The term 'science communication' can mean different things to different people. There are a huge range of careers that involve communicating science, whether that's in the traditional sense of being a presenter (either on TV, radio, or live events...), working at a university or museum, or planning a science festival.
Many of the people working in science communication have followed a traditional route of studying a science degree at university, before starting their career. Not all have though! You can see how a range of people got started in the science communication in our careers profiles, where we've interviewed people in a number of different jobs, about how they ended up doing what they do.
Anyone age 11-18 can enter the National Science + Engineering Competition - if you've got a great project, you might be selected to present it at the National Finals, to thousands of people, a fantastic way to get some first-hand experience of communicating science!
A great way to see some science communication in action is to attend a science festival. That might be the British Science Festival (which moves around every year) - or one that happens near your hometown. Manchester, Edinburgh. Bradford, Oxfordshire, Cambridge, Glasgow, Brighton and many other areas host big science festivals every year, where you can see science communicators in action.
Over 18s can be nominated by their college/university to receive a student bursary, which allows them to attend the British Science Festival for the week, covering the cost of accomodation and food.
There are a number of resources that older students may find useful:
PSCI-COM is a free email discussion list of about 2000 science communicators from a wide variety of backgrounds. BIG chat is the discussion list for the British Interactive Group (BIG), a group of science presenters and designers of interactive shows and exhibitions where you can share skills and experiences. Both are quite informal, and a good way to get a great insight in to the day-to-day interaction between lots of different institutions and people involved in science communication.
Finally there are a number of resources that give a good introduction to the world of science communication - detailing who some of the main organisations are, and what sort of things science communication involves:
- Science communication jargon busterThere are a lot of acronyms involved in public engagement, here's our list of the most common.
- Wikiversity provides links to a number of organisations involved in various different aspects of science communication.
- Who's who in public engagement?
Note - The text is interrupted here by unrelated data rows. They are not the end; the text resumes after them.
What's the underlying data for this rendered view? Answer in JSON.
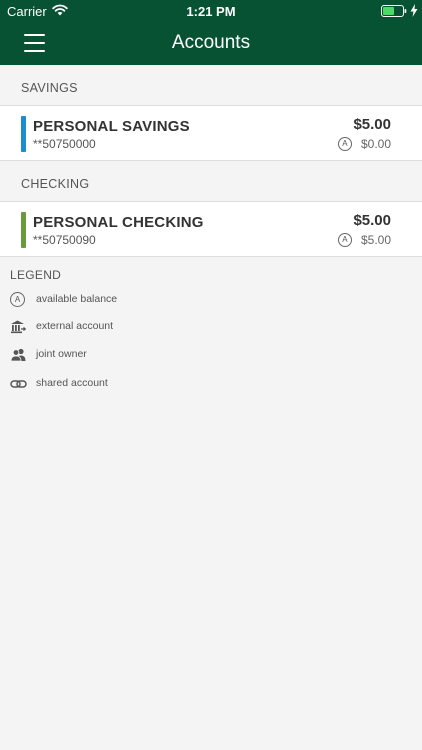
{
  "status_bar": {
    "carrier": "Carrier",
    "time": "1:21 PM"
  },
  "nav": {
    "title": "Accounts"
  },
  "sections": [
    {
      "label": "SAVINGS",
      "accounts": [
        {
          "name": "PERSONAL SAVINGS",
          "number": "**50750000",
          "balance": "$5.00",
          "available_badge": "A",
          "available": "$0.00",
          "accent_color": "#1a8ccf"
        }
      ]
    },
    {
      "label": "CHECKING",
      "accounts": [
        {
          "name": "PERSONAL CHECKING",
          "number": "**50750090",
          "balance": "$5.00",
          "available_badge": "A",
          "available": "$5.00",
          "accent_color": "#6a9a3a"
        }
      ]
    }
  ],
  "legend": {
    "title": "LEGEND",
    "items": [
      {
        "icon": "available-balance-icon",
        "badge": "A",
        "label": "available balance"
      },
      {
        "icon": "bank-transfer-icon",
        "label": "external account"
      },
      {
        "icon": "people-icon",
        "label": "joint owner"
      },
      {
        "icon": "link-icon",
        "label": "shared account"
      }
    ]
  },
  "colors": {
    "header": "#075232",
    "background": "#f4f4f4",
    "battery": "#4cd964"
  }
}
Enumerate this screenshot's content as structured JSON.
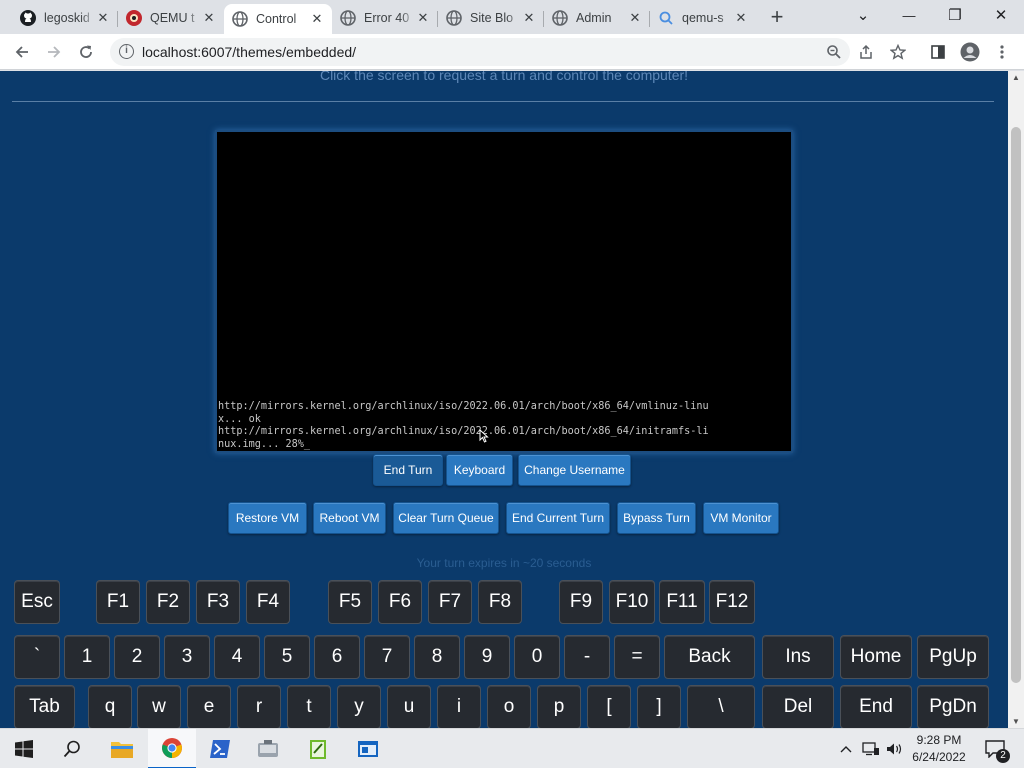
{
  "browser": {
    "tabs": [
      {
        "title": "legoskid",
        "icon": "github-icon"
      },
      {
        "title": "QEMU t",
        "icon": "qemu-icon"
      },
      {
        "title": "Control",
        "icon": "globe-icon",
        "active": true
      },
      {
        "title": "Error 40",
        "icon": "globe-icon"
      },
      {
        "title": "Site Blo",
        "icon": "globe-icon"
      },
      {
        "title": "Admin",
        "icon": "globe-icon"
      },
      {
        "title": "qemu-s",
        "icon": "search-icon"
      }
    ],
    "close_glyph": "✕",
    "new_tab_glyph": "+",
    "url": "localhost:6007/themes/embedded/",
    "window_controls": {
      "tab_search": "⌄",
      "minimize": "—",
      "maximize": "❐",
      "close": "✕"
    }
  },
  "page": {
    "hint": "Click the screen to request a turn and control the computer!",
    "console_lines": [
      "http://mirrors.kernel.org/archlinux/iso/2022.06.01/arch/boot/x86_64/vmlinuz-linu",
      "x... ok",
      "http://mirrors.kernel.org/archlinux/iso/2022.06.01/arch/boot/x86_64/initramfs-li",
      "nux.img... 28%_"
    ],
    "controls": {
      "end_turn": "End Turn",
      "keyboard": "Keyboard",
      "change_username": "Change Username"
    },
    "admin": {
      "restore_vm": "Restore VM",
      "reboot_vm": "Reboot VM",
      "clear_turn_queue": "Clear Turn Queue",
      "end_current_turn": "End Current Turn",
      "bypass_turn": "Bypass Turn",
      "vm_monitor": "VM Monitor"
    },
    "turn_timer": "Your turn expires in ~20 seconds",
    "keyboard": {
      "function_row": [
        "Esc",
        "F1",
        "F2",
        "F3",
        "F4",
        "F5",
        "F6",
        "F7",
        "F8",
        "F9",
        "F10",
        "F11",
        "F12"
      ],
      "number_row": [
        "`",
        "1",
        "2",
        "3",
        "4",
        "5",
        "6",
        "7",
        "8",
        "9",
        "0",
        "-",
        "=",
        "Back",
        "Ins",
        "Home",
        "PgUp"
      ],
      "qwerty_row": [
        "Tab",
        "q",
        "w",
        "e",
        "r",
        "t",
        "y",
        "u",
        "i",
        "o",
        "p",
        "[",
        "]",
        "\\",
        "Del",
        "End",
        "PgDn"
      ]
    }
  },
  "taskbar": {
    "apps": [
      "windows-start-icon",
      "search-icon",
      "file-explorer-icon",
      "chrome-icon",
      "powershell-icon",
      "tool-icon",
      "notepad-icon",
      "app-window-icon"
    ],
    "time": "9:28 PM",
    "date": "6/24/2022",
    "notifications": "2"
  },
  "colors": {
    "page_bg": "#0b3a6b",
    "button": "#2a78c0",
    "key_bg": "#262a30"
  }
}
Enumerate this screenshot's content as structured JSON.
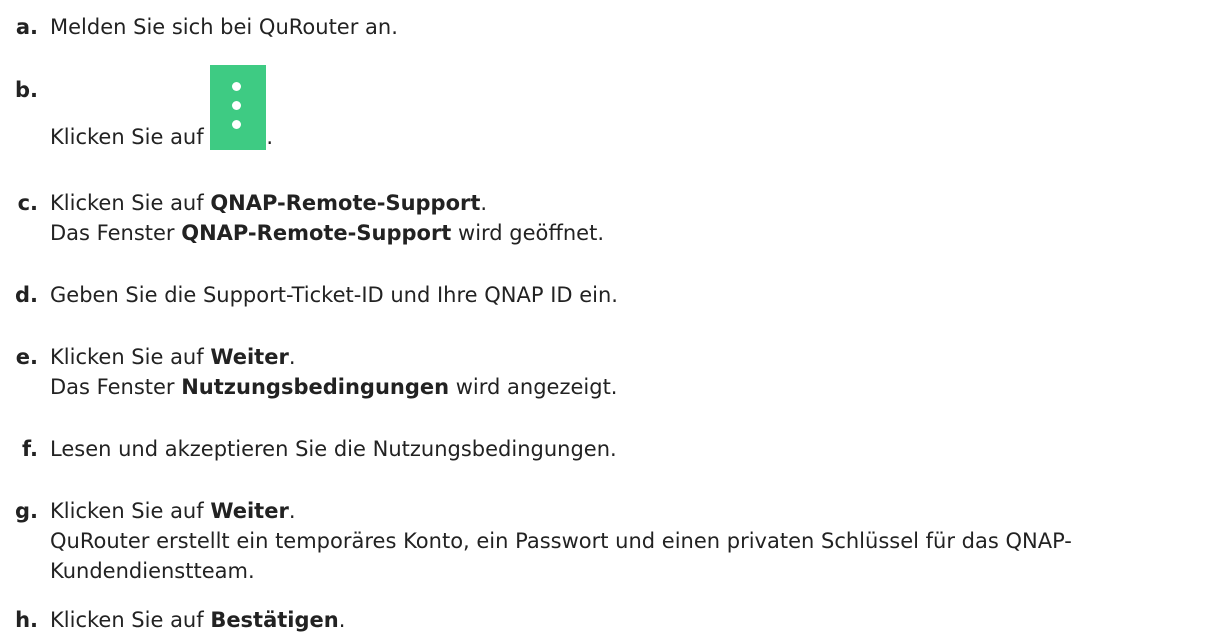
{
  "steps": [
    {
      "marker": "a.",
      "text": "Melden Sie sich bei QuRouter an."
    },
    {
      "marker": "b.",
      "text_before": "Klicken Sie auf ",
      "icon": "kebab-menu-icon",
      "icon_color": "#3ecb83",
      "text_after": "."
    },
    {
      "marker": "c.",
      "line1_prefix": "Klicken Sie auf ",
      "line1_bold": "QNAP-Remote-Support",
      "line1_suffix": ".",
      "line2_prefix": "Das Fenster ",
      "line2_bold": "QNAP-Remote-Support",
      "line2_suffix": " wird geöffnet."
    },
    {
      "marker": "d.",
      "text": "Geben Sie die Support-Ticket-ID und Ihre QNAP ID ein."
    },
    {
      "marker": "e.",
      "line1_prefix": "Klicken Sie auf ",
      "line1_bold": "Weiter",
      "line1_suffix": ".",
      "line2_prefix": "Das Fenster ",
      "line2_bold": "Nutzungsbedingungen",
      "line2_suffix": " wird angezeigt."
    },
    {
      "marker": "f.",
      "text": "Lesen und akzeptieren Sie die Nutzungsbedingungen."
    },
    {
      "marker": "g.",
      "line1_prefix": "Klicken Sie auf ",
      "line1_bold": "Weiter",
      "line1_suffix": ".",
      "line2": "QuRouter erstellt ein temporäres Konto, ein Passwort und einen privaten Schlüssel für das QNAP-",
      "line3": "Kundendienstteam."
    },
    {
      "marker": "h.",
      "line1_prefix": "Klicken Sie auf ",
      "line1_bold": "Bestätigen",
      "line1_suffix": "."
    }
  ]
}
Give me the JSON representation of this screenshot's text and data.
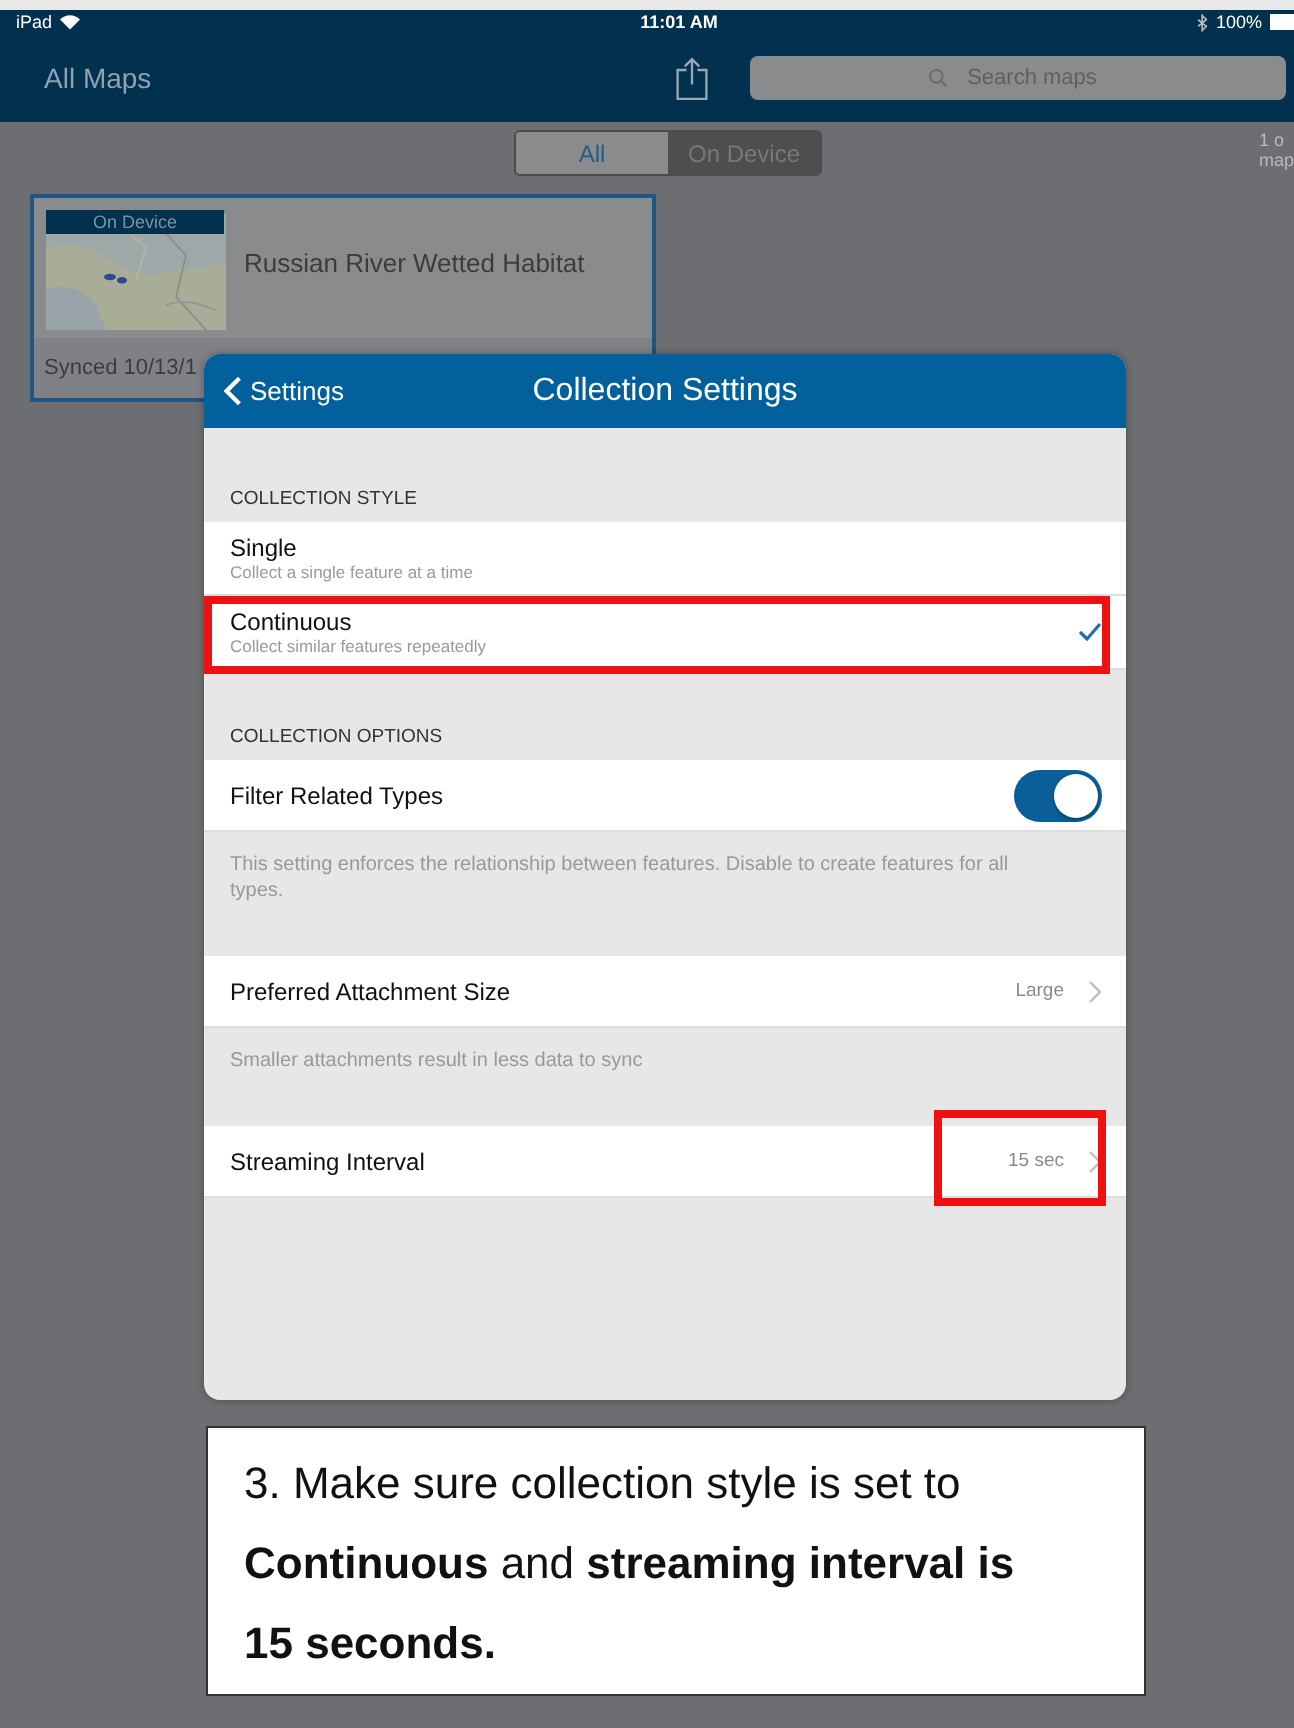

Have a look at our beginner's guide to the various institutions involved with public engagement in the UK.